And high liquidity in the form of check-writing or debit card capabilities can make money market accounts especially useful in the case of an emergency fund, where you can’t predict when you’ll need to access. 

A money market account may also be a useful savings tool to keep money you don’t want to spend at a distance. If you already have cash saved that aligns with the minimum deposit requirement, stowing it away in a money market account at a different bank than your current one can be a great “out of sight, out of mind” tactic to curb spending temptations.

Just make sure you read the fine print of any new account before opening to avoid fees and penalties.

Pro Tip

In today’s environment, money market and high-yield savings accounts earn nearly identical yields.

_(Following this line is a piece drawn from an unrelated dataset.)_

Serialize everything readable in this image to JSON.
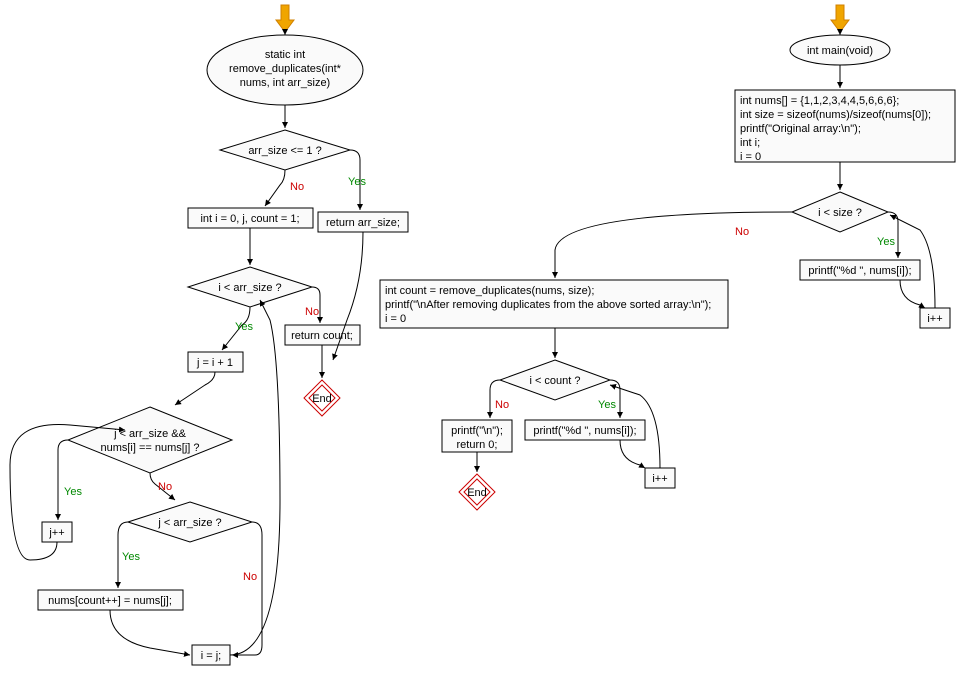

Look for other details, such as fees, minimum balance requirements, and accessibility to determine which account best fits your savings goals.

Will Money Market Accounts Ever Make a Comeback?

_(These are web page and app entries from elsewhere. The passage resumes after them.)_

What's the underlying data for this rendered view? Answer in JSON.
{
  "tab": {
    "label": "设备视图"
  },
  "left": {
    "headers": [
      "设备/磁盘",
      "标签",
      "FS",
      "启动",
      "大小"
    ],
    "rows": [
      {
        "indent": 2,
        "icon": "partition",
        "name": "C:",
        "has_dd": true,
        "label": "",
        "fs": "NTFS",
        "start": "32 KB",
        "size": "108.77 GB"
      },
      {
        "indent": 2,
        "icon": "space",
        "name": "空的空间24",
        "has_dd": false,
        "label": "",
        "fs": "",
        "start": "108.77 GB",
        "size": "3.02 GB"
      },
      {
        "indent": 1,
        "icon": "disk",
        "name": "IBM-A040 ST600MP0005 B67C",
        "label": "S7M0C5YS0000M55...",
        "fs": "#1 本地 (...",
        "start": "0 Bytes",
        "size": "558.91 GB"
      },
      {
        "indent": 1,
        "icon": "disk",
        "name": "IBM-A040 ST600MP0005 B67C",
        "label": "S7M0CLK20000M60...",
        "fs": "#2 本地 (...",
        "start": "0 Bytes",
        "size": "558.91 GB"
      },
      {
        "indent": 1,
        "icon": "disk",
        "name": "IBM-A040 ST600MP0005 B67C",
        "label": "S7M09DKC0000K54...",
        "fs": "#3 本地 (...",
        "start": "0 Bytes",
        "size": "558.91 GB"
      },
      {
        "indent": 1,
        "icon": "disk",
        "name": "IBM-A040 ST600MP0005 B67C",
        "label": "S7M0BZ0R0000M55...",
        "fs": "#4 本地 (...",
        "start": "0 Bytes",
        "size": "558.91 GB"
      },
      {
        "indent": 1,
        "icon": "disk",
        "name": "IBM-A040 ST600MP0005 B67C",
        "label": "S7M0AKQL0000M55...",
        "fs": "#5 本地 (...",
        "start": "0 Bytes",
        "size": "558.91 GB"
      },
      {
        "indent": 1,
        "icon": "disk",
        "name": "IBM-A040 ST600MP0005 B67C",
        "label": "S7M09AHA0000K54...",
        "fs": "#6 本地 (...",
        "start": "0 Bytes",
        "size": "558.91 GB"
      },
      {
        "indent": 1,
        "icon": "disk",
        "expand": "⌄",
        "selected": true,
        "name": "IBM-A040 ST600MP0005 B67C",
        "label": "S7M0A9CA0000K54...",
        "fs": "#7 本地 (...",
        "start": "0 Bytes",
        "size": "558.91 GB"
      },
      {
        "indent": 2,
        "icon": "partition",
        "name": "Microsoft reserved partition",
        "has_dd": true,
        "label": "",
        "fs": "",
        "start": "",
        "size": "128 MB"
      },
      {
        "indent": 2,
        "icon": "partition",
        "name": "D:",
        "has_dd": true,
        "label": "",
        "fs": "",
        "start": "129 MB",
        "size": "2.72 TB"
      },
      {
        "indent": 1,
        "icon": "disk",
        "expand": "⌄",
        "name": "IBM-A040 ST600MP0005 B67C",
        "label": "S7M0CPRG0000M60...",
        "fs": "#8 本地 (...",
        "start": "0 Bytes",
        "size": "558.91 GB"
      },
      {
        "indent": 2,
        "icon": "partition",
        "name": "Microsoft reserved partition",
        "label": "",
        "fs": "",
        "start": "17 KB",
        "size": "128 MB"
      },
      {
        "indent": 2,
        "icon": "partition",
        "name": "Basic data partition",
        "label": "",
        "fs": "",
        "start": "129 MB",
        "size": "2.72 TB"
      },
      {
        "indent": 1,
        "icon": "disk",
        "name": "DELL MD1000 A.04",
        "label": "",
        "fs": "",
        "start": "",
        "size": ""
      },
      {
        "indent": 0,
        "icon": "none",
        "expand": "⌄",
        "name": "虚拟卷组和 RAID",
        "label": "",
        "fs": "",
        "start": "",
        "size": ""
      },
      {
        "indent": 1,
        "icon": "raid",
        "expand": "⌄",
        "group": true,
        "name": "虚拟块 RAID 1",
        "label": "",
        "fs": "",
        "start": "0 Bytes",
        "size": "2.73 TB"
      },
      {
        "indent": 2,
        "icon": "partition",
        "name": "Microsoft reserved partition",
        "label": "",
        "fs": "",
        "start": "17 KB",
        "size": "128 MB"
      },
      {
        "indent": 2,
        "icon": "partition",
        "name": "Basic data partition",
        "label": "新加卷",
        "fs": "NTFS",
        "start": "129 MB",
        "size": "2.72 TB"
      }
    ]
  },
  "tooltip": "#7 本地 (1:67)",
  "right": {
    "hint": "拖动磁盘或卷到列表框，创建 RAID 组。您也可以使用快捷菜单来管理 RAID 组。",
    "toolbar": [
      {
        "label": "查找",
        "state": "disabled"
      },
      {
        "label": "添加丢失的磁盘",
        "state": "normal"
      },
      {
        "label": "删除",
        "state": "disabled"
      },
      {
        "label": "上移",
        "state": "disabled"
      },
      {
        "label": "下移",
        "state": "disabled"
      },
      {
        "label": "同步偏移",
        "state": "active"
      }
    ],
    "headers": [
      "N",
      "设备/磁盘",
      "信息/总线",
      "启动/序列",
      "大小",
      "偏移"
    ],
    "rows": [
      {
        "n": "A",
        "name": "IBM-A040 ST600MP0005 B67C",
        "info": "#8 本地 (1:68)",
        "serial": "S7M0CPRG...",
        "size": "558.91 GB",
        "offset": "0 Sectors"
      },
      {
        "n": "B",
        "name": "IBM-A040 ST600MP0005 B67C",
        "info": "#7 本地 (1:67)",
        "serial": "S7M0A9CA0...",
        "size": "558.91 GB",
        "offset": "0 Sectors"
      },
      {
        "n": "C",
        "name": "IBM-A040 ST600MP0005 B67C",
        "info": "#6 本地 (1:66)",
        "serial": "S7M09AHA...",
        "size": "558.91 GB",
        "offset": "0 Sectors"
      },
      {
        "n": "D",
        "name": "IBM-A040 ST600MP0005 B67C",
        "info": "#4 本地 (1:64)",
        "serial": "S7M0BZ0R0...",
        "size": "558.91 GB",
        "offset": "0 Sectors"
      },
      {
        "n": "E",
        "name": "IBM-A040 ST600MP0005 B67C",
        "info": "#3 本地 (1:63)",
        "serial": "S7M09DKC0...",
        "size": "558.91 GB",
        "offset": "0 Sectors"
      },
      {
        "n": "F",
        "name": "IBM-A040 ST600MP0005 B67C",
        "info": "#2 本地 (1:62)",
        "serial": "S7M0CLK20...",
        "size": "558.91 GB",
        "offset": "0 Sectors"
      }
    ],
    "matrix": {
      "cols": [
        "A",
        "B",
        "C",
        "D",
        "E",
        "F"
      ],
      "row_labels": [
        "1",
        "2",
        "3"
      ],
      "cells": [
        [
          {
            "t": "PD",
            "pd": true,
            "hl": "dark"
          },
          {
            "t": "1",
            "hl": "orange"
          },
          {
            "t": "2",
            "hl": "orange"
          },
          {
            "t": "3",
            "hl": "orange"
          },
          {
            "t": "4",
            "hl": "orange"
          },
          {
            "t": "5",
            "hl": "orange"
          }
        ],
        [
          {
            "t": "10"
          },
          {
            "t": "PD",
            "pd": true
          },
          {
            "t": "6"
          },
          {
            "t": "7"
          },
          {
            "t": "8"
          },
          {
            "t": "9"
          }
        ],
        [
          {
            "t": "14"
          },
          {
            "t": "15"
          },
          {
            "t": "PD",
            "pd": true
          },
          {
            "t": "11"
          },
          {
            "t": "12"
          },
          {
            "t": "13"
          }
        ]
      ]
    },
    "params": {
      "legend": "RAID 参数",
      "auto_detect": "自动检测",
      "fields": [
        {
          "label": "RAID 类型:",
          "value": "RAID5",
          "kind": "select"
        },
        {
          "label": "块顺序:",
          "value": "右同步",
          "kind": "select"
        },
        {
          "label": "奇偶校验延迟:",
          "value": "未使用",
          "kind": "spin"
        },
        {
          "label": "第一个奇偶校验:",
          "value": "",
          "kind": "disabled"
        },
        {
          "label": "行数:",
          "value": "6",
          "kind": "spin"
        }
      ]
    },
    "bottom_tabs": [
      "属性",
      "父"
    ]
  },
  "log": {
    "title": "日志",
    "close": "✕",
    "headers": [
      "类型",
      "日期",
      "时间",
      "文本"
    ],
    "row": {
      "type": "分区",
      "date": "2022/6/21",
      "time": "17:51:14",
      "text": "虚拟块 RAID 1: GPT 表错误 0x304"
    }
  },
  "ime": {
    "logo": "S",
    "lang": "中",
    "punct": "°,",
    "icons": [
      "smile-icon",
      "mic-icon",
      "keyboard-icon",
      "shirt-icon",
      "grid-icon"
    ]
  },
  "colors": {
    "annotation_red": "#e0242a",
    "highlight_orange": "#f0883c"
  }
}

Given the historical differences were driven by now-defunct regulations, a comeback is unlikely, Stockton says.

The speedy rise of online banking presents another obstacle; some online banks do offer money market account options, but many offer their competitive deposit accounts take the form of high-yield savings accounts. 

“These are online banks that are going to have lower expenses,” says Lamar Watson, CFP, founder of Dream Financial Planning in Reston, Virginia. “Maybe they don’t have branch offices, and maybe they don’t have bank branches, so they’re going to have much lower overhead so they can pass those savings along to consumers. It’s a combination of the high-yield savings accounts and people realizing that money markets aren’t as advantageous.”

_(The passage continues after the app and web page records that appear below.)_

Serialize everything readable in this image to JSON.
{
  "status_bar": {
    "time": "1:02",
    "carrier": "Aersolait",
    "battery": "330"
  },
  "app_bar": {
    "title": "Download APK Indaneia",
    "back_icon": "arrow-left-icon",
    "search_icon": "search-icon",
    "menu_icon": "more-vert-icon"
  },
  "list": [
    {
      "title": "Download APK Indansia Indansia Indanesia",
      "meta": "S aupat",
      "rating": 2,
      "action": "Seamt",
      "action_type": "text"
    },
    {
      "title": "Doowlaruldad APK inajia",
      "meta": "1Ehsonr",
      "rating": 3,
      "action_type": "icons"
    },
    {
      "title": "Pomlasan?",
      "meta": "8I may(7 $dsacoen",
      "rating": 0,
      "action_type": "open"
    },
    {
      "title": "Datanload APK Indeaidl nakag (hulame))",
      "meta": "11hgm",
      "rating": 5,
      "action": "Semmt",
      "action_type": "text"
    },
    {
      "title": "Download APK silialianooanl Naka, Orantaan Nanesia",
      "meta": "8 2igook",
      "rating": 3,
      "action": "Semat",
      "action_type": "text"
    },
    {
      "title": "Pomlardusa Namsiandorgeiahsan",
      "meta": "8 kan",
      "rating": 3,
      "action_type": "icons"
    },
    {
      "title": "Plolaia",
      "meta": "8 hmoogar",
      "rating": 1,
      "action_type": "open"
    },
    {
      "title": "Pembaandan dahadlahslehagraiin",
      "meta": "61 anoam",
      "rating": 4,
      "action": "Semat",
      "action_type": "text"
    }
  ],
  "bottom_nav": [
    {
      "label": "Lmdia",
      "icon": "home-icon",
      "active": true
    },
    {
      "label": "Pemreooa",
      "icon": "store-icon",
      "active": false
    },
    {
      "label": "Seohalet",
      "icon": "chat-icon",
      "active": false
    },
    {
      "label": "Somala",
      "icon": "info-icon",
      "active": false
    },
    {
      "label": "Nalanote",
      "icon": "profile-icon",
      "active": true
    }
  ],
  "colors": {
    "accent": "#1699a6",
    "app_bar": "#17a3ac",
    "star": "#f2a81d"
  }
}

Those cost-effective online banks customers continue to flock to can weather today’s historically low rates while maintaining competitive yields. For traditional banking institutions that historically marketed money market accounts as a higher-yield alternative to savings, that’s not as viable an option.

Focus on Goals, Not Account Names

Ultimately, it doesn’t make much difference whether the high-yield, liquid account into which you deposit your savings is called a money market account or a high-yield savings account, as long as it fits your goals and savings needs.

And in today’s historically low rate environment, it can be advantageous to look at account details beyond yield alone to determine which works best for you.

“We haven’t been in a ‘normal’ interest rate environment since 2008-2009, so are we going to come back to a point where we can get a return by holding cash?” Watson says. “I don’t have a crystal ball, but you have to have your cash, you have to realize this is the environment we’re in now, and you have to adjust your expectations.”

Make sure your account is FDIC-insured, doesn’t charge fees or have high minimum balance requirements. Consider the convenience of the account: would you rather have the option to withdraw from an ATM and visit a bank branch, or are you comfortable conducting all your banking online or via mobile app?

And though rates aren’t the only deciding factor, APY should still play into your decision.

“Consumers will need to get used to not seeing the eye-popping 2+% savings rates they had been seeing, but there are offers out there for customers who are looking for better rates as part of their overall savings and investing strategy,” Stockton says.